Extracted material Block Start

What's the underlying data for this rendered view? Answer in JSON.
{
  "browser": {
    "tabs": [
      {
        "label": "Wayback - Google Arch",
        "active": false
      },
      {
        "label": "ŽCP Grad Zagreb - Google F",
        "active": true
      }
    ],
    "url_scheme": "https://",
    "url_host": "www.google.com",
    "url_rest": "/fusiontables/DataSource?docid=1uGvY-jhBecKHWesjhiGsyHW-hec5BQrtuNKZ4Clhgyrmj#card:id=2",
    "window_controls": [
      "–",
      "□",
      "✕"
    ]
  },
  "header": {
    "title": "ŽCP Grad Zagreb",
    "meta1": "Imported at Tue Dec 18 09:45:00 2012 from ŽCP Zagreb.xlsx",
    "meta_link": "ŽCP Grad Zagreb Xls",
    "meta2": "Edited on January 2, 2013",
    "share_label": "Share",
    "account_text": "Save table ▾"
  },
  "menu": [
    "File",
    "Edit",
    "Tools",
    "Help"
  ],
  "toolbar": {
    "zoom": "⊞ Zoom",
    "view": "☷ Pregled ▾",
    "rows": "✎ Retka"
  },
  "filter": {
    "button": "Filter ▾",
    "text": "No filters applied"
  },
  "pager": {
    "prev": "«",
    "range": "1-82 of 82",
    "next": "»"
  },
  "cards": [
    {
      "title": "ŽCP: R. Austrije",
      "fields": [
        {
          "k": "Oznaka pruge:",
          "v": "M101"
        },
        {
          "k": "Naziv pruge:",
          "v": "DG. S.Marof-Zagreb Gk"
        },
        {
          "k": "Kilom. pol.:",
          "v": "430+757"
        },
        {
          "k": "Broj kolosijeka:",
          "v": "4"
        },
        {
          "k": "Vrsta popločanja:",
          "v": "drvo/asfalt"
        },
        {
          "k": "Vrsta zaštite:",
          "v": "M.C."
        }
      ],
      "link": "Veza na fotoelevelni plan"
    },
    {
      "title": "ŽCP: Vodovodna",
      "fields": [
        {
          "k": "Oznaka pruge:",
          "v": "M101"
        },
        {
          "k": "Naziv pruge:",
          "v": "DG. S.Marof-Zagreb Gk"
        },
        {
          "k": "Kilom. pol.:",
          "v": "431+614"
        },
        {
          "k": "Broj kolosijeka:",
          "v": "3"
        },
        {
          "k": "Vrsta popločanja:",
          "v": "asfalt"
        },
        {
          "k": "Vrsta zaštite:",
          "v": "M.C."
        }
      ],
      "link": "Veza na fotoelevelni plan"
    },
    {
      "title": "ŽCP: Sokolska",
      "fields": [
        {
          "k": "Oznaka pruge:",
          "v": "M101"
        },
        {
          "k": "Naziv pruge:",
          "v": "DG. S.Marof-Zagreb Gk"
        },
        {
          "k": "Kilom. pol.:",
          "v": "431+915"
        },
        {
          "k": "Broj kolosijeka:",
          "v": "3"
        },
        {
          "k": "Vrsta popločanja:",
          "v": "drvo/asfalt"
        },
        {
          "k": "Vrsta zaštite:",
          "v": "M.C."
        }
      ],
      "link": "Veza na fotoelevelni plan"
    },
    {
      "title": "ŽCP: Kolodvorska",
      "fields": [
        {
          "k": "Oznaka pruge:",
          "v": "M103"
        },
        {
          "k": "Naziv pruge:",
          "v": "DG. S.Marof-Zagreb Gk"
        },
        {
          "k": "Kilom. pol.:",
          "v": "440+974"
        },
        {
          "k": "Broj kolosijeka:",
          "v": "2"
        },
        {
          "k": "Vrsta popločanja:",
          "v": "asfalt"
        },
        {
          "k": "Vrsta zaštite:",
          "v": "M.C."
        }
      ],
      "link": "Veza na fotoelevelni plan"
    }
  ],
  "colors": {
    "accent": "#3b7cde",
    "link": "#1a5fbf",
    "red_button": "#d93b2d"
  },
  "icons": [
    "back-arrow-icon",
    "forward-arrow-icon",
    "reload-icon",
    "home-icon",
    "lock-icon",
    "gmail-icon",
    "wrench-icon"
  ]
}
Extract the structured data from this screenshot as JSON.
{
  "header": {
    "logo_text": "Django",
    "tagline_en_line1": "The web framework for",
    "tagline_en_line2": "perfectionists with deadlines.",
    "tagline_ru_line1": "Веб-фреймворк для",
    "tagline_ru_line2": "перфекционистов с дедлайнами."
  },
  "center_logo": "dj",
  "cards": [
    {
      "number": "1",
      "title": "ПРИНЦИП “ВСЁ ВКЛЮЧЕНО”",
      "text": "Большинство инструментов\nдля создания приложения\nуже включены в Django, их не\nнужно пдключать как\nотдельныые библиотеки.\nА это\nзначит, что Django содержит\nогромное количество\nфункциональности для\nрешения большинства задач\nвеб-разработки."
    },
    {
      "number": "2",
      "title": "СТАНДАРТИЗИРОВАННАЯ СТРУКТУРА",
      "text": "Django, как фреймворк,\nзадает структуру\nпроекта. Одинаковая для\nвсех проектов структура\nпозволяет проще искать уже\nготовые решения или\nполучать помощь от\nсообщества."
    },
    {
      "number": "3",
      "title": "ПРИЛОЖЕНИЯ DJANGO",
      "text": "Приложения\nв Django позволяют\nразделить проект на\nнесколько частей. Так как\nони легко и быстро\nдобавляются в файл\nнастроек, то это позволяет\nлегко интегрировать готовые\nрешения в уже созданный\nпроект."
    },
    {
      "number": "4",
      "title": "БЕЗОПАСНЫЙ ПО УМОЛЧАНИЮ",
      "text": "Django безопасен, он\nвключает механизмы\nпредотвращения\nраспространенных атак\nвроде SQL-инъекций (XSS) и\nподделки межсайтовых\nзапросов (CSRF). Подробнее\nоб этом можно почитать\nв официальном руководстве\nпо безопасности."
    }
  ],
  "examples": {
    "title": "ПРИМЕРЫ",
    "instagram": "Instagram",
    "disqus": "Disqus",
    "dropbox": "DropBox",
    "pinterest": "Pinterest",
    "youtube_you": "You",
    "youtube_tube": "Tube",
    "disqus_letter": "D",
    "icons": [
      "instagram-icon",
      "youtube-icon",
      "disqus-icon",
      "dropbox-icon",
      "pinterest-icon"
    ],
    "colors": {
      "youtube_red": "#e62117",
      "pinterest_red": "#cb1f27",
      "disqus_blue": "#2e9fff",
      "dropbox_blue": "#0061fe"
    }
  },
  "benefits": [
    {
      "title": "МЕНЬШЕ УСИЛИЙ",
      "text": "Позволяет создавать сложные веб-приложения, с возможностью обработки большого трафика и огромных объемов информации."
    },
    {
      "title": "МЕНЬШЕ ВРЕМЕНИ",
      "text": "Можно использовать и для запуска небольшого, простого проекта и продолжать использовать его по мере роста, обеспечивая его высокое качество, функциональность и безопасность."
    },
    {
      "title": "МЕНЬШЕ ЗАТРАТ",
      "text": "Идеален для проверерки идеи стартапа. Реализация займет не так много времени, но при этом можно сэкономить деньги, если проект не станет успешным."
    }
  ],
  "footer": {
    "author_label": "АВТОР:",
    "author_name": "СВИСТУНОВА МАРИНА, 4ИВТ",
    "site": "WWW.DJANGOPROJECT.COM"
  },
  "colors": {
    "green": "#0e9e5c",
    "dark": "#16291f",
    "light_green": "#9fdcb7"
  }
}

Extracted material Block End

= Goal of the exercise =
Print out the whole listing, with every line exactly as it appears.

= Response to this exercise =
What's the underlying data for this rendered view? Answer in JSON.
{
  "browser": {
    "tabs": [
      {
        "label": "Wayback - Google Arch",
        "active": false
      },
      {
        "label": "ŽCP Grad Zagreb - Google F",
        "active": true
      }
    ],
    "url_scheme": "https://",
    "url_host": "www.google.com",
    "url_rest": "/fusiontables/DataSource?docid=1uGvY-jhBecKHWesjhiGsyHW-hec5BQrtuNKZ4Clhgyrmj#card:id=2",
    "window_controls": [
      "–",
      "□",
      "✕"
    ]
  },
  "header": {
    "title": "ŽCP Grad Zagreb",
    "meta1": "Imported at Tue Dec 18 09:45:00 2012 from ŽCP Zagreb.xlsx",
    "meta_link": "ŽCP Grad Zagreb Xls",
    "meta2": "Edited on January 2, 2013",
    "share_label": "Share",
    "account_text": "Save table ▾"
  },
  "menu": [
    "File",
    "Edit",
    "Tools",
    "Help"
  ],
  "toolbar": {
    "zoom": "⊞ Zoom",
    "view": "☷ Pregled ▾",
    "rows": "✎ Retka"
  },
  "filter": {
    "button": "Filter ▾",
    "text": "No filters applied"
  },
  "pager": {
    "prev": "«",
    "range": "1-82 of 82",
    "next": "»"
  },
  "cards": [
    {
      "title": "ŽCP: R. Austrije",
      "fields": [
        {
          "k": "Oznaka pruge:",
          "v": "M101"
        },
        {
          "k": "Naziv pruge:",
          "v": "DG. S.Marof-Zagreb Gk"
        },
        {
          "k": "Kilom. pol.:",
          "v": "430+757"
        },
        {
          "k": "Broj kolosijeka:",
          "v": "4"
        },
        {
          "k": "Vrsta popločanja:",
          "v": "drvo/asfalt"
        },
        {
          "k": "Vrsta zaštite:",
          "v": "M.C."
        }
      ],
      "link": "Veza na fotoelevelni plan"
    },
    {
      "title": "ŽCP: Vodovodna",
      "fields": [
        {
          "k": "Oznaka pruge:",
          "v": "M101"
        },
        {
          "k": "Naziv pruge:",
          "v": "DG. S.Marof-Zagreb Gk"
        },
        {
          "k": "Kilom. pol.:",
          "v": "431+614"
        },
        {
          "k": "Broj kolosijeka:",
          "v": "3"
        },
        {
          "k": "Vrsta popločanja:",
          "v": "asfalt"
        },
        {
          "k": "Vrsta zaštite:",
          "v": "M.C."
        }
      ],
      "link": "Veza na fotoelevelni plan"
    },
    {
      "title": "ŽCP: Sokolska",
      "fields": [
        {
          "k": "Oznaka pruge:",
          "v": "M101"
        },
        {
          "k": "Naziv pruge:",
          "v": "DG. S.Marof-Zagreb Gk"
        },
        {
          "k": "Kilom. pol.:",
          "v": "431+915"
        },
        {
          "k": "Broj kolosijeka:",
          "v": "3"
        },
        {
          "k": "Vrsta popločanja:",
          "v": "drvo/asfalt"
        },
        {
          "k": "Vrsta zaštite:",
          "v": "M.C."
        }
      ],
      "link": "Veza na fotoelevelni plan"
    },
    {
      "title": "ŽCP: Kolodvorska",
      "fields": [
        {
          "k": "Oznaka pruge:",
          "v": "M103"
        },
        {
          "k": "Naziv pruge:",
          "v": "DG. S.Marof-Zagreb Gk"
        },
        {
          "k": "Kilom. pol.:",
          "v": "440+974"
        },
        {
          "k": "Broj kolosijeka:",
          "v": "2"
        },
        {
          "k": "Vrsta popločanja:",
          "v": "asfalt"
        },
        {
          "k": "Vrsta zaštite:",
          "v": "M.C."
        }
      ],
      "link": "Veza na fotoelevelni plan"
    }
  ],
  "colors": {
    "accent": "#3b7cde",
    "link": "#1a5fbf",
    "red_button": "#d93b2d"
  },
  "icons": [
    "back-arrow-icon",
    "forward-arrow-icon",
    "reload-icon",
    "home-icon",
    "lock-icon",
    "gmail-icon",
    "wrench-icon"
  ]
}
Extract the structured data from this screenshot as JSON.
{
  "header": {
    "logo_text": "Django",
    "tagline_en_line1": "The web framework for",
    "tagline_en_line2": "perfectionists with deadlines.",
    "tagline_ru_line1": "Веб-фреймворк для",
    "tagline_ru_line2": "перфекционистов с дедлайнами."
  },
  "center_logo": "dj",
  "cards": [
    {
      "number": "1",
      "title": "ПРИНЦИП “ВСЁ ВКЛЮЧЕНО”",
      "text": "Большинство инструментов\nдля создания приложения\nуже включены в Django, их не\nнужно пдключать как\nотдельныые библиотеки.\nА это\nзначит, что Django содержит\nогромное количество\nфункциональности для\nрешения большинства задач\nвеб-разработки."
    },
    {
      "number": "2",
      "title": "СТАНДАРТИЗИРОВАННАЯ СТРУКТУРА",
      "text": "Django, как фреймворк,\nзадает структуру\nпроекта. Одинаковая для\nвсех проектов структура\nпозволяет проще искать уже\nготовые решения или\nполучать помощь от\nсообщества."
    },
    {
      "number": "3",
      "title": "ПРИЛОЖЕНИЯ DJANGO",
      "text": "Приложения\nв Django позволяют\nразделить проект на\nнесколько частей. Так как\nони легко и быстро\nдобавляются в файл\nнастроек, то это позволяет\nлегко интегрировать готовые\nрешения в уже созданный\nпроект."
    },
    {
      "number": "4",
      "title": "БЕЗОПАСНЫЙ ПО УМОЛЧАНИЮ",
      "text": "Django безопасен, он\nвключает механизмы\nпредотвращения\nраспространенных атак\nвроде SQL-инъекций (XSS) и\nподделки межсайтовых\nзапросов (CSRF). Подробнее\nоб этом можно почитать\nв официальном руководстве\nпо безопасности."
    }
  ],
  "examples": {
    "title": "ПРИМЕРЫ",
    "instagram": "Instagram",
    "disqus": "Disqus",
    "dropbox": "DropBox",
    "pinterest": "Pinterest",
    "youtube_you": "You",
    "youtube_tube": "Tube",
    "disqus_letter": "D",
    "icons": [
      "instagram-icon",
      "youtube-icon",
      "disqus-icon",
      "dropbox-icon",
      "pinterest-icon"
    ],
    "colors": {
      "youtube_red": "#e62117",
      "pinterest_red": "#cb1f27",
      "disqus_blue": "#2e9fff",
      "dropbox_blue": "#0061fe"
    }
  },
  "benefits": [
    {
      "title": "МЕНЬШЕ УСИЛИЙ",
      "text": "Позволяет создавать сложные веб-приложения, с возможностью обработки большого трафика и огромных объемов информации."
    },
    {
      "title": "МЕНЬШЕ ВРЕМЕНИ",
      "text": "Можно использовать и для запуска небольшого, простого проекта и продолжать использовать его по мере роста, обеспечивая его высокое качество, функциональность и безопасность."
    },
    {
      "title": "МЕНЬШЕ ЗАТРАТ",
      "text": "Идеален для проверерки идеи стартапа. Реализация займет не так много времени, но при этом можно сэкономить деньги, если проект не станет успешным."
    }
  ],
  "footer": {
    "author_label": "АВТОР:",
    "author_name": "СВИСТУНОВА МАРИНА, 4ИВТ",
    "site": "WWW.DJANGOPROJECT.COM"
  },
  "colors": {
    "green": "#0e9e5c",
    "dark": "#16291f",
    "light_green": "#9fdcb7"
  }
}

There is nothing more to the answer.